DATA UNDER STUDY:
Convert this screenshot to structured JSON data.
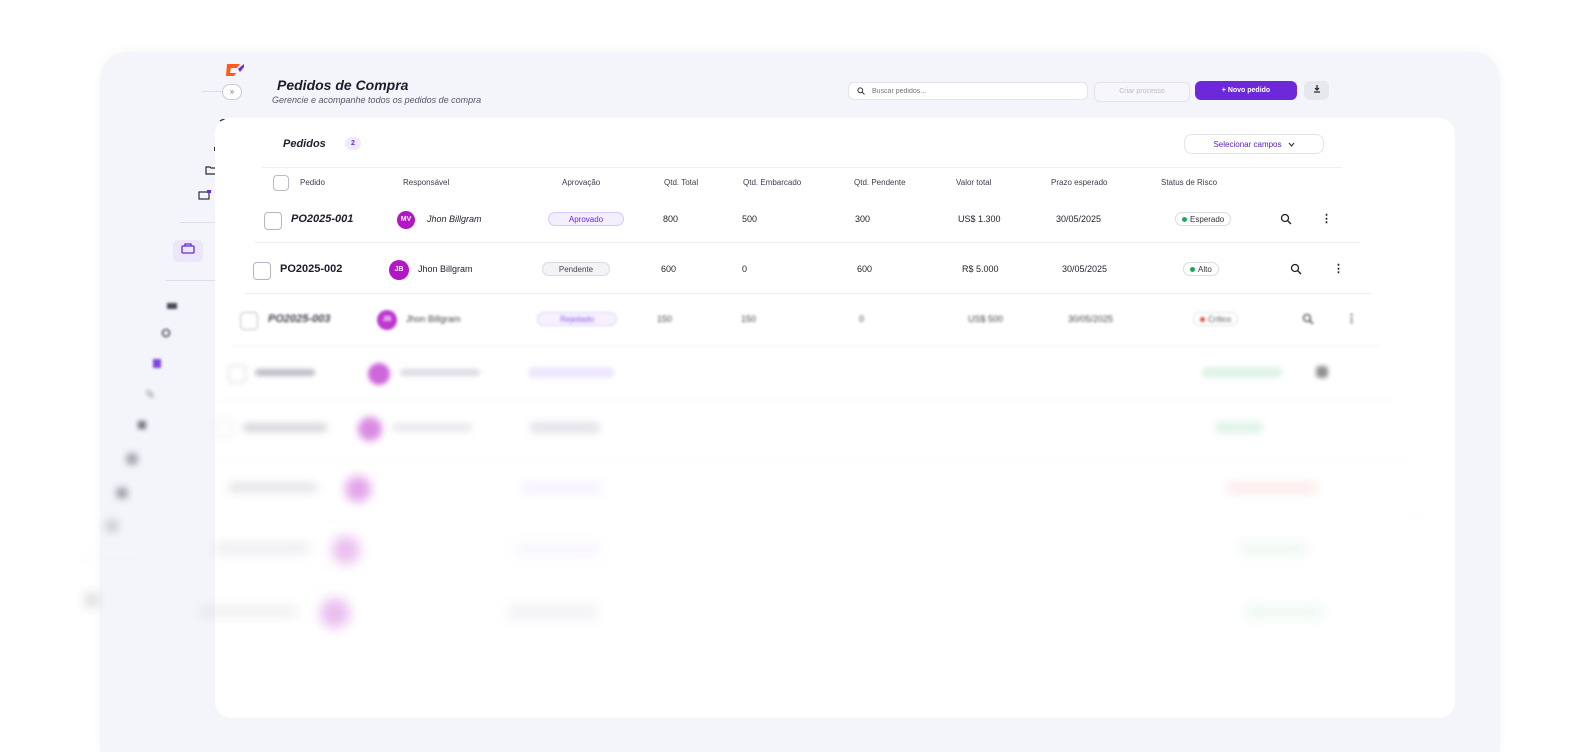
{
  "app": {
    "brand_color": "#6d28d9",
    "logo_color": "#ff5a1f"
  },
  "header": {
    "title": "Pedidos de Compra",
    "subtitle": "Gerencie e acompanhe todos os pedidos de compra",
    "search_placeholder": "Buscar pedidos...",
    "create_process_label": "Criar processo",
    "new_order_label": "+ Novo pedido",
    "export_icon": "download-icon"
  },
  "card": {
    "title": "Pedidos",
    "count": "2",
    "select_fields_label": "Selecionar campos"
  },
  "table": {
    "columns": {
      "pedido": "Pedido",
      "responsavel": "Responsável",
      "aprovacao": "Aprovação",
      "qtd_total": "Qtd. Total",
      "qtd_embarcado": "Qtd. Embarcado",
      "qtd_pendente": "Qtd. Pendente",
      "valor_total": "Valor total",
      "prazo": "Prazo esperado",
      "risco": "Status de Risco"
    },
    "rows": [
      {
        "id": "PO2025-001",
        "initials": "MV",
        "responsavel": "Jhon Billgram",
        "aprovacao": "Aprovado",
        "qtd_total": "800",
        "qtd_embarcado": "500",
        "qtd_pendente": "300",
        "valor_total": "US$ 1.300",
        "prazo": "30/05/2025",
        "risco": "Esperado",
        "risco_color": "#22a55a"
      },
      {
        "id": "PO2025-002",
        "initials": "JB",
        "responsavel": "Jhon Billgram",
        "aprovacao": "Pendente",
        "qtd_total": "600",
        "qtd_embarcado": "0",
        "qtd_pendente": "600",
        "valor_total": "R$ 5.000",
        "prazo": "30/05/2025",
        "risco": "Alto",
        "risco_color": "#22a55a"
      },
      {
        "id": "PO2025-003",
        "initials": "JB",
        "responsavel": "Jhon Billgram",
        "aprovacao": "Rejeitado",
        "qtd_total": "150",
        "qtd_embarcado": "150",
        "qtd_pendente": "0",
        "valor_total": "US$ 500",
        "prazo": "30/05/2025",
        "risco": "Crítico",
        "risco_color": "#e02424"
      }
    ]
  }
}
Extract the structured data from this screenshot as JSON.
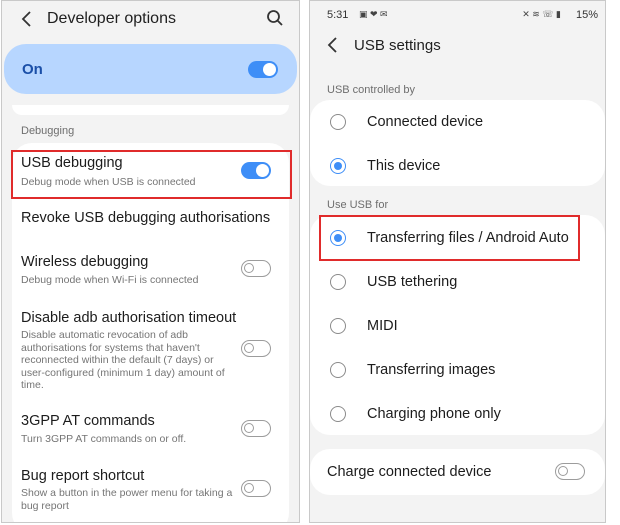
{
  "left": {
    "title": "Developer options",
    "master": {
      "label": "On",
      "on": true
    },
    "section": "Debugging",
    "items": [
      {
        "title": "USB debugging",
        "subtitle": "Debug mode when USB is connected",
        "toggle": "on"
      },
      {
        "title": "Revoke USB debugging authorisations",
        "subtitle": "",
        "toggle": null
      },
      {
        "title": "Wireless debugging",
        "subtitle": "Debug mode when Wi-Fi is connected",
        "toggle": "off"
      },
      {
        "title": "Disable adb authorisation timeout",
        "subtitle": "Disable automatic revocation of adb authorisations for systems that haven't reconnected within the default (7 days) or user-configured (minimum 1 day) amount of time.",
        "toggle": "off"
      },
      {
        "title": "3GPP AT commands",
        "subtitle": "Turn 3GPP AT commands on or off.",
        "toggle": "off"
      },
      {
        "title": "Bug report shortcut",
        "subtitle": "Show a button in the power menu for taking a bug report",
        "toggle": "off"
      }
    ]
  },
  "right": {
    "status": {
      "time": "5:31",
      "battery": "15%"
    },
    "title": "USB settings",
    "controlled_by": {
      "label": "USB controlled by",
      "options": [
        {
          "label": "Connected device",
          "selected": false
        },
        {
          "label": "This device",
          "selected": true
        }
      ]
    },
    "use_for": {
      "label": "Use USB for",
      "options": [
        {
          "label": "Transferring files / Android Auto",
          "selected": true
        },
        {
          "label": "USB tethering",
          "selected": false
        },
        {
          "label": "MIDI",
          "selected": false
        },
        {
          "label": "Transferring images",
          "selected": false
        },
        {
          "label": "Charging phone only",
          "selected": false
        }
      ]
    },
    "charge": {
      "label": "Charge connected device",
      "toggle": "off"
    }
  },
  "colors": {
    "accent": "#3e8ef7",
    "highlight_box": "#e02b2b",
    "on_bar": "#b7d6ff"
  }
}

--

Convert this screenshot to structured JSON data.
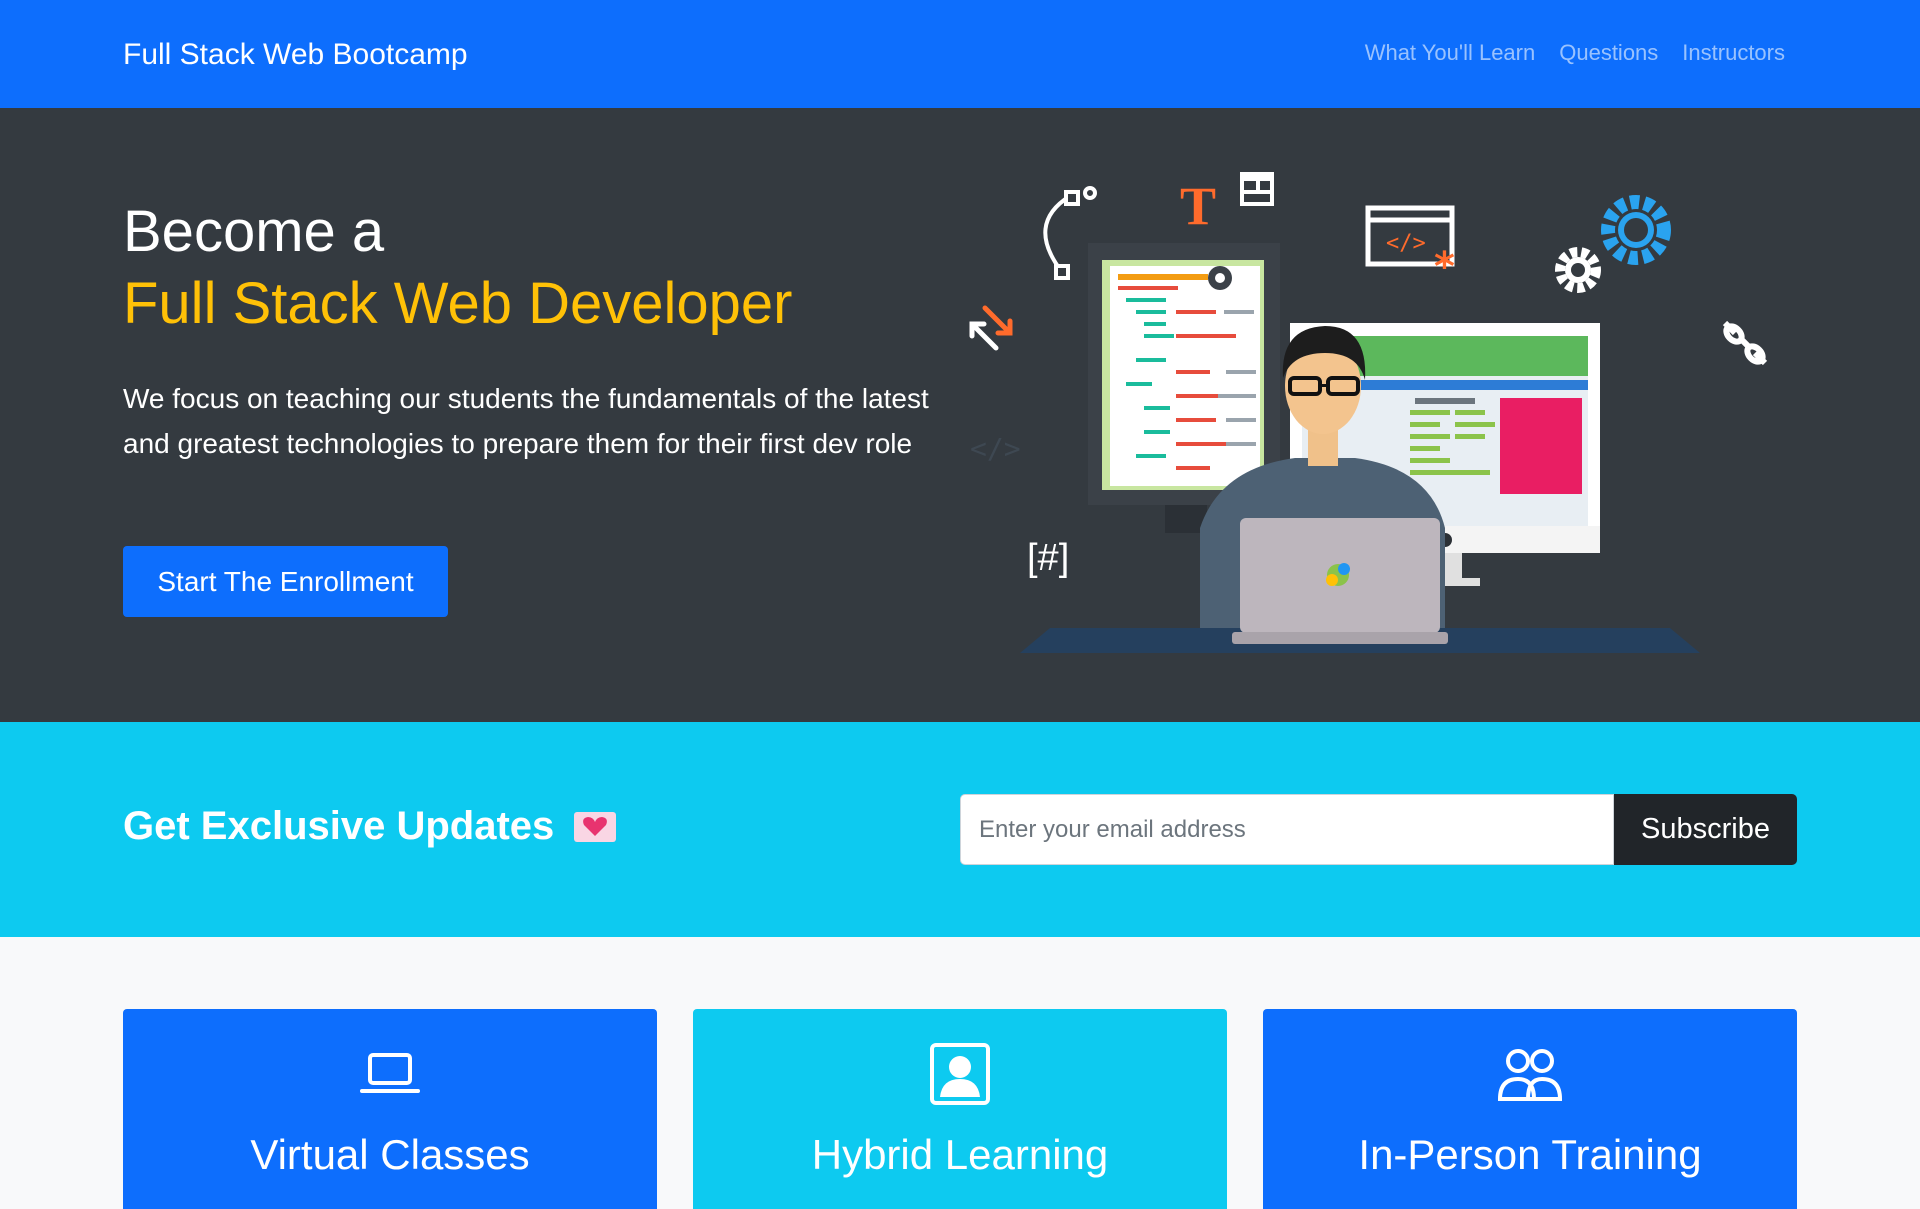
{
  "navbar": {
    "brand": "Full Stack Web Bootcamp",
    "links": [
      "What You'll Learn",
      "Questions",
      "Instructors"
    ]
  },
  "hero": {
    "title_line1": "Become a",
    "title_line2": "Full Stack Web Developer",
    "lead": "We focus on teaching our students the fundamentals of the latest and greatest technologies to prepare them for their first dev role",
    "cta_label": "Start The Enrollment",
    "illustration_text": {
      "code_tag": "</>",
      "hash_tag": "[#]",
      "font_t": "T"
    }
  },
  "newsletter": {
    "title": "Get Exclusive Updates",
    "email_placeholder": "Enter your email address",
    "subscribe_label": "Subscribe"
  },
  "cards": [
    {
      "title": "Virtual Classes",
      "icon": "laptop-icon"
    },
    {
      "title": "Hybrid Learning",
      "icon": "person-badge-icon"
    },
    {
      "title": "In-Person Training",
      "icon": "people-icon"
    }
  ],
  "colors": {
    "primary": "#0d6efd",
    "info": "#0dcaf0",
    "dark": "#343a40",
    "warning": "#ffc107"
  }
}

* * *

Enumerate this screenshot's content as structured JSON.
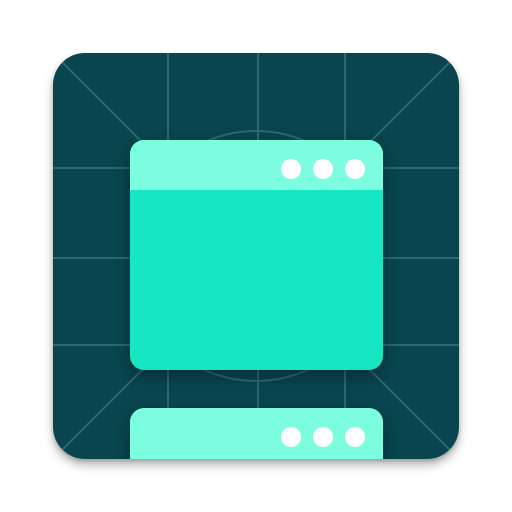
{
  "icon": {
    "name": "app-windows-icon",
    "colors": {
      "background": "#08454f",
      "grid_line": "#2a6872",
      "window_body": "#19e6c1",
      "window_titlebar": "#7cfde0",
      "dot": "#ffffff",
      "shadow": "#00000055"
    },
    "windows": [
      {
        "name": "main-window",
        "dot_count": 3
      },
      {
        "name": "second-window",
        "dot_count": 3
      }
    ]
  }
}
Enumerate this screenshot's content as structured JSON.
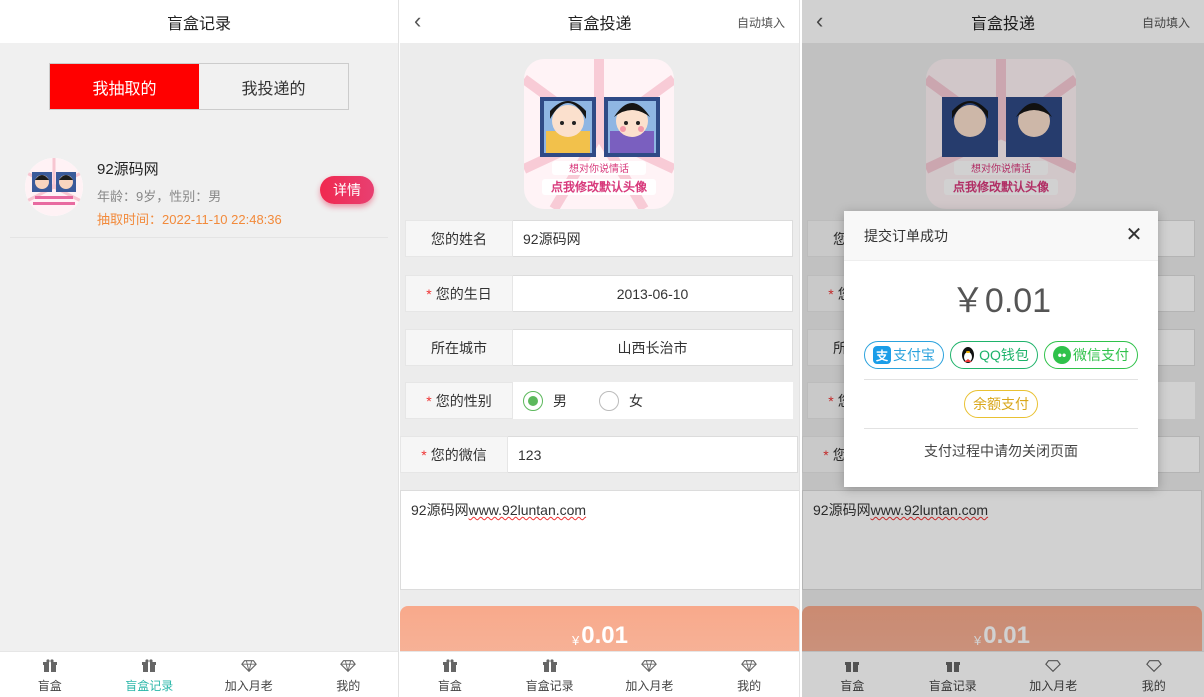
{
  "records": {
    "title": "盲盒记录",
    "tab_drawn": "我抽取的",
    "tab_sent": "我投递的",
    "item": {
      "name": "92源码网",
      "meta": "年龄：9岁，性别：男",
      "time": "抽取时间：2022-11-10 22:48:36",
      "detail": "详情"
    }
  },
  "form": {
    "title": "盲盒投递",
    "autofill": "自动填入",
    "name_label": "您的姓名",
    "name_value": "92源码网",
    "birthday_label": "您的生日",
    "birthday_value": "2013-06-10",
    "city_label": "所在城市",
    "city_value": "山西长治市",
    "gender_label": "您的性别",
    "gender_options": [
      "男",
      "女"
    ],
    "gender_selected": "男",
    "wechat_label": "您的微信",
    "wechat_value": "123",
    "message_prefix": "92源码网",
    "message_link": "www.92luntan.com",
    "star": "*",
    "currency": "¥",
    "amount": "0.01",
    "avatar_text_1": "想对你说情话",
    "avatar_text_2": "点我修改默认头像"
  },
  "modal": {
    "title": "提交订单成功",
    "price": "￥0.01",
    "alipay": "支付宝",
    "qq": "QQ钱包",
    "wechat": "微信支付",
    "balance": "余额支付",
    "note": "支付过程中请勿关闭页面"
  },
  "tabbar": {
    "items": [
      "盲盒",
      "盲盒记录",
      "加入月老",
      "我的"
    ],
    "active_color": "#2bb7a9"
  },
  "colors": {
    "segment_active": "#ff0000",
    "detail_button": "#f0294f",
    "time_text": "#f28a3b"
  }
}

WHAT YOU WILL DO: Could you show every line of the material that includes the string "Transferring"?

COMPLETED TASK:
          "label": "Transferring files / Android Auto",
          "label": "Transferring images",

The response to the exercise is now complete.